San Diego County is unique because it is one of the larger counties in California with a diverse community. From Clermont to Chula Vista, San Diego County retains a wide range of social and economic groups. Sheer size is not the only factor contributing to our diversity: our proximity to the US/Mexico border and the numerous military bases. First, the US/Mexico border means that San Diego is California’s gateway to Central and South America. Numerous first and second generation emigrants call San Diego home, enriching our communities. Second, the numerous military bases means that soldiers from all over the US are stationed hear in San Diego. It is not uncommon that someone who enlists in Texas or New Jersey is stationed in San Diego. Therefore, San Diego’s communities have both an international and transnational feeling due to its location on the US/Mexico border and its numerous military bases.

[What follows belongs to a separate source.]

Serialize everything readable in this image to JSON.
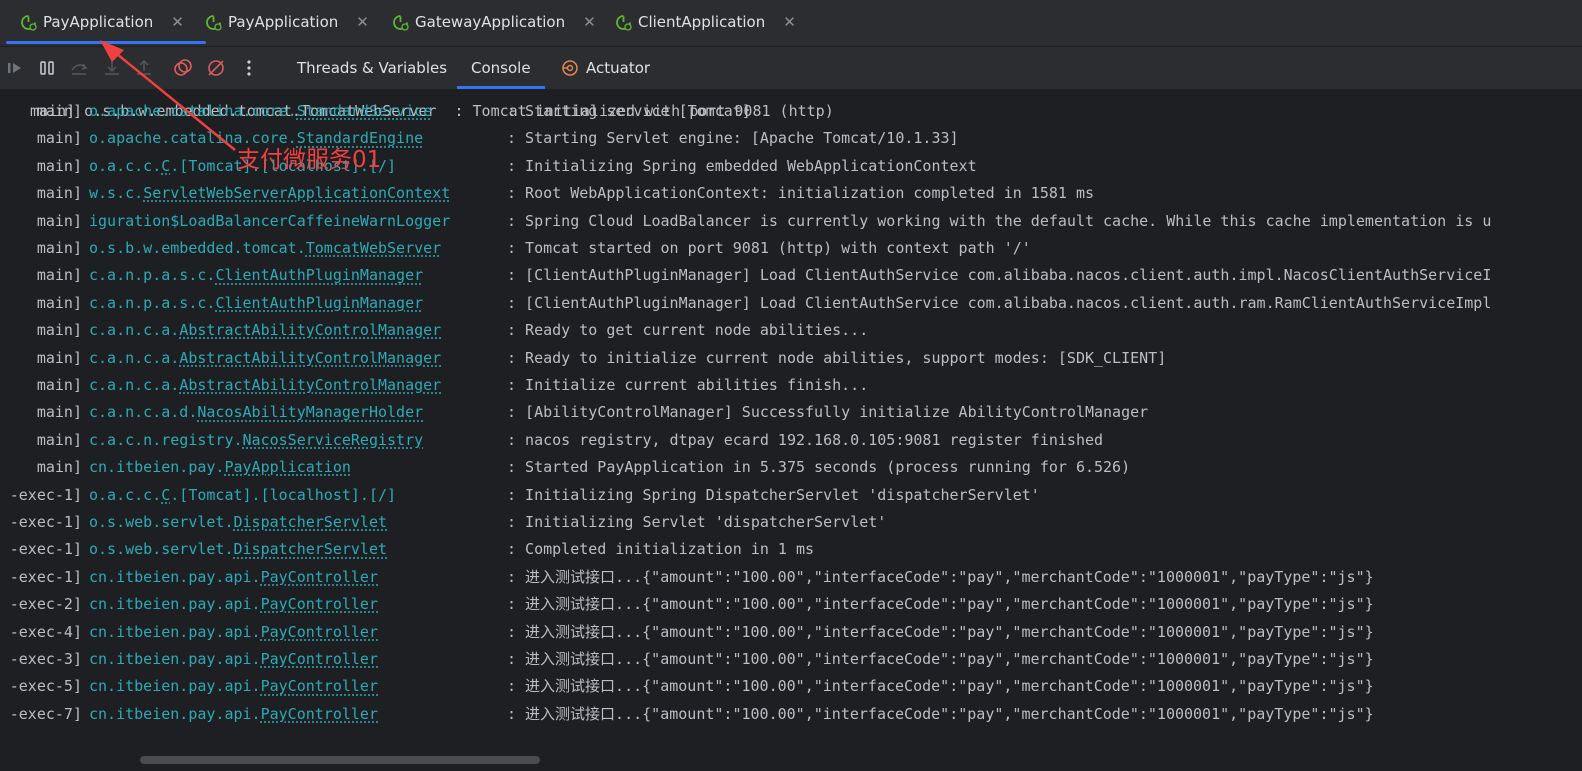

Although these factories contribute to a rich and divers community, they can create a assortment of problems for anyone dealing with a Family Law disputes. Family Law covers a wide range of domestic issues, ranging from divorce and child custody to paternity and guardianship. The sheer size of San Diego means that there is no centralized family courthouse; instead, San Diego has four major courthouses (Vista, Chula Vista, El Cajon, and Downtown 6th Avenue) that deal with Family Law cases. Each court has a slightly different way of conducting business. This creates problems because it might not be clear which courthouse has jurisdiction over a particular case.
The second unique challenge of Family Law in San Diego is magnified by our Governments recent budge cuts. Because of our proximity to the board and our diverse community some San Diegans do not speak proficient English and need the assistance of a certified translator during court proceedings. Due to major budges cuts, the court no longer provides certified translators for civil trials. Being unaware of this can create serious problems in the court room since court proceeding must be in English.
The third problem is something that is faced by other military towns as well. A service member is at the mercy of their change of command when it comes to what city they live in. This can create problems if a service member is required to move away from their children and/or the other parent. When legal custody is shared by two separated parents, both parents must consent to any move or change of address. If a parent’s consent can not be attained, the parent who is moving must receive court orders to take their children with them. This is just one consequence of having joint legal custody over a child.
There are two types of custody: Legal Custody and Physical Custody. Physical custody determines who actually physically has and takes care of the minor child. Legal Custody, which the court typically keeps it as joint between parents, determines who can make life style choices for the children, such as what county they live in, what school they attend, what religion they are raised with. etc.. Since the court tends to keep separated parent’s custody as joint, being asked to move by an employer, like the military, complicates a parent’s life and can create a Family law dispute.
These issues demonstrate the complexities of Family Law in a community as diverse as San Diego. Attorney Brian Burkett is aware of the unique challenges facing San Diego Family Law. He has assisted individuals entangled in legal disputes for more the 10 years. Mr. Burkett is an experienced and skilled Family Law attorney who graduated from San Diego’s own Thomas Jefferson School of Law.
If you think that you need assistance with a divorce or custody dispute in San Diego, then please give us a call (619) 250-2683 to schedule your free initial consultation with Attorney Brian Burkett or visit his Web Site for more information at http://www.childcustodyanddivorce.com/
This article should not be considered legal advice and was written by a non-attorney, Joshua Stutz.